### [TASK REQUIREMENTS]
From the records below, find each line with the string "screenshot" and copy it.

++++++++

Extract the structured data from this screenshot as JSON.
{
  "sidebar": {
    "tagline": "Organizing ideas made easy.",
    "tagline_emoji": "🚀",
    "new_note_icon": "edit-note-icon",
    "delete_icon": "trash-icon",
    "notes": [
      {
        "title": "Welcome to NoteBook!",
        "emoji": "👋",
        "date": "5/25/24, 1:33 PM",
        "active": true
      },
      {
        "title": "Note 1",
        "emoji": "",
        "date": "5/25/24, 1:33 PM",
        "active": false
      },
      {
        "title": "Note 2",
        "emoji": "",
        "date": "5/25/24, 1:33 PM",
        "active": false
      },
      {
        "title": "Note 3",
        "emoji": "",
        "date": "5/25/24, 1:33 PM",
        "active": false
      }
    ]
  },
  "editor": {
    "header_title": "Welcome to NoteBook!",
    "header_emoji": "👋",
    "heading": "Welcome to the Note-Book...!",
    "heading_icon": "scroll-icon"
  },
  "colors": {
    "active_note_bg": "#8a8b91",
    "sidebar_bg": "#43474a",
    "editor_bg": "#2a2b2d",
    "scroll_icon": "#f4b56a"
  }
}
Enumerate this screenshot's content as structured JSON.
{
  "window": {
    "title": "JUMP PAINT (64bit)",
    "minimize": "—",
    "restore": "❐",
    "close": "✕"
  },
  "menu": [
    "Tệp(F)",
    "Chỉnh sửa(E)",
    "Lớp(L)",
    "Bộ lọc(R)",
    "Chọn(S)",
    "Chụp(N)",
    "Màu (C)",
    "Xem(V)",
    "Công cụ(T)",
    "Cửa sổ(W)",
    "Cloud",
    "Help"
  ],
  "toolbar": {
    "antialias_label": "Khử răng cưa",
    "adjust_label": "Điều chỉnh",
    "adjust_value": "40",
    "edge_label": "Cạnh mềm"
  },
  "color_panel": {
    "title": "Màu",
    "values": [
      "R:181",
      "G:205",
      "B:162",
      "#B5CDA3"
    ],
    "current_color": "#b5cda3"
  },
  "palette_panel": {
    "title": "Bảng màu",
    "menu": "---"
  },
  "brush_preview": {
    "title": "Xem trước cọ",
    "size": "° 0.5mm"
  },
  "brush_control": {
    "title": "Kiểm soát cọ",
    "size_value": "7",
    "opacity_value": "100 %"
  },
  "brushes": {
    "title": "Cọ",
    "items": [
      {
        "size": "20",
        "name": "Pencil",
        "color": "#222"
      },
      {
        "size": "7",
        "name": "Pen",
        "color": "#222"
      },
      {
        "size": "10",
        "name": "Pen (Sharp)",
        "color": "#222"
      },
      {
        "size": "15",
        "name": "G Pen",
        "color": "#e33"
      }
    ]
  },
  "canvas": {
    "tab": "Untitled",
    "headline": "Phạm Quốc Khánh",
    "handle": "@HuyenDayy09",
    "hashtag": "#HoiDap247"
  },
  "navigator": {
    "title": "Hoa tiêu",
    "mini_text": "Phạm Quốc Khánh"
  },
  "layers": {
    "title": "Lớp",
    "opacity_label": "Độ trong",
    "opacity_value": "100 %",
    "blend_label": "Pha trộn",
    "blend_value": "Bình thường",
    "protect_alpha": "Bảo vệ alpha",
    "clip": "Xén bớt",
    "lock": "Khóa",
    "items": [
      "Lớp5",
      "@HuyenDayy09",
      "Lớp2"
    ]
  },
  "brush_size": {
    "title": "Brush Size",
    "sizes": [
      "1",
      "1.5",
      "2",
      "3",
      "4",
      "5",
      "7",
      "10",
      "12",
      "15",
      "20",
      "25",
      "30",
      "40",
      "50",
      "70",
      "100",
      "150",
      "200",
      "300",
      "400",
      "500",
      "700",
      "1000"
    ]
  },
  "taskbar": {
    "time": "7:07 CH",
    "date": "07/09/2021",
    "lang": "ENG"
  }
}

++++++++

### [TASK ANSWER]
Extract the structured data from this screenshot as JSON.
Enumerate this screenshot's content as structured JSON.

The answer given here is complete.